The New Language of Anatomy

Summer 2012

For the last two decades, the problem that has obsessed Miller is how to mathematically analyze the three-dimensional space of human anatomy. Much as Noam Chomsky and his colleagues at MIT sketched a universal framework for human grammar, Miller would like to create the simplest possible equations and statistical models that can describe human anatomy in all its variety and multitude. That quest has led him into collaborations with a huge range of scholars, including theoretical mathematicians, imaging engineers, radiologists, cardiologists, and neuroscientists.

At this early stage of his center’s development, Miller’s computers generally can’t tell doctors anything that they don’t already know. Enlargement of the left ventricle is associated with heart failure? Old news. A thinning of the brain’s white-matter tracts is a sign of dementia? Been there, done that. But after his team has digested many thousands of images, Miller hopes that the computers will begin to discover subtle anatomical markers and patterns that had previously gone unnoticed by scientists. And that, in turn, could lead to much earlier diagnostic tests for certain diseases-and even point the way toward new treatments.

In the most tantalizing result so far, Miller and his colleagues demonstrated last year a computational technique that can analyze magnetic resonance images of the brain to distinguish between older adults who will soon suffer Alzheimer’s dementia and those who are simply experiencing the normal memory loss that comes with aging.

At the very least, Miller says, techniques like that one have the potential to streamline radiologists’ work. “One of the things that we’d like to build is a machine that can see evidence of something and cue the radiologist, so that the radiologist can more efficiently review the images. We can save them time in their workflow.”

Miller’s ability to shift easily from complex mathematical topics to the practical problems of radiologists might help to explain his success in luring collaborators from across Hopkins into his projects. “Mike’s style is to encourage us and to stimulate us about what we can do together,” says Susumu Mori, a professor of radiology at the School of Medicine who is working with Miller on an analysis of brain scans of young patients. “He’s not the kind of colleague who says, ‘Just give me the data and I’ll do everything.’ He’s not like that at all.”

On this particular project, Miller, Mori, and their colleagues hope to identify physiological changes over time in the brain structures of young patients who are being treated for psychiatric illness. In and of itself, this is not revolutionary-many teams of scholars across the country are studying physical correlates of schizophrenia, for example. But Miller and Mori hope that their computational-imaging system will spot subtle changes that may not have been noticed by others, and that it will build a cumulative body of knowledge about schizophrenia and the growing brain.

“In clinical image-based analysis, the result is free text,” Mori says. That is, the radiologist simply writes a narrative description of what the image shows. “We’d like to supplement that with some quantitative measures,” Mori continues, “similar to what you see with a complete blood cell analysis.”
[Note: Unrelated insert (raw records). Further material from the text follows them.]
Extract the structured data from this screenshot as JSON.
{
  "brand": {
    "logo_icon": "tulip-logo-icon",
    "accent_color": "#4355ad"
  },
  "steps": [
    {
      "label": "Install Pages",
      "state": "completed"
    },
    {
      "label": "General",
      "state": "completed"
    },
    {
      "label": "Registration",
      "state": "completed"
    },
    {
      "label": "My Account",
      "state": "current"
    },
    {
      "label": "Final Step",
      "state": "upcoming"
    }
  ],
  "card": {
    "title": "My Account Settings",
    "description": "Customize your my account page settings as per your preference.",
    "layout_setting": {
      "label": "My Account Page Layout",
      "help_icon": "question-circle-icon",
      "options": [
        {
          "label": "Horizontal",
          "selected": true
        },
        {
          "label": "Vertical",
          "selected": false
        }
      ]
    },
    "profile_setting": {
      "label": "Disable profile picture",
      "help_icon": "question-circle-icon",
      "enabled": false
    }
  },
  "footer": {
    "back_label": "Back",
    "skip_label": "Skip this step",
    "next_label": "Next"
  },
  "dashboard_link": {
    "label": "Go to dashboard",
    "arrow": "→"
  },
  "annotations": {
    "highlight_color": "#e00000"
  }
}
Miller’s graduate work at Hopkins in the 1970s had nothing directly to do with computational anatomy. He fell into the lab of Murray B. Sachs and Eric D. Young, who were working on pioneering studies of how the auditory nerve processes sounds. (Both Sachs and Young remain on the biomedical engineering faculty today.)

As a doctoral student, Miller helped to identify the “neural spike train”-that is, the series of electrical action potentials-generated by the auditory nerve as it conducts spoken language from the ear to the brain. “We were measuring the signals in the auditory nerve and rebuilding the code that was equivalent in information to the information that’s in these complex acoustic sounds-consonants and plosives and vowels,” Miller says. His doctoral work helped to verify a theoretical model of auditory processing that had been developed by linguists and cognitive scientists at MIT-and it also eventually helped to improve the technology of cochlear implants.

After completing his degree, Miller moved to Washington University to work as a postdoctoral researcher with Donald Snyder, a professor of electrical engineering who pioneered the use of the statistical technique known as “point processes” in analyzing neurons’ behavior. Miller had drawn on Snyder’s technique in his doctoral study, and wanted to work with the man himself. At Wash U, Miller was drawn into a network of scholars who were refining the technology of positron emission tomography (PET), which creates three-dimensional images of biological processes. “It was a big team,” says Snyder, a professor of electrical engineering at Wash U who often collaborated with Miller. “There were computer people, there were people in radiation physics who were developing the hardware. And then there were those of us who wanted to help analyze the images and understand their significance.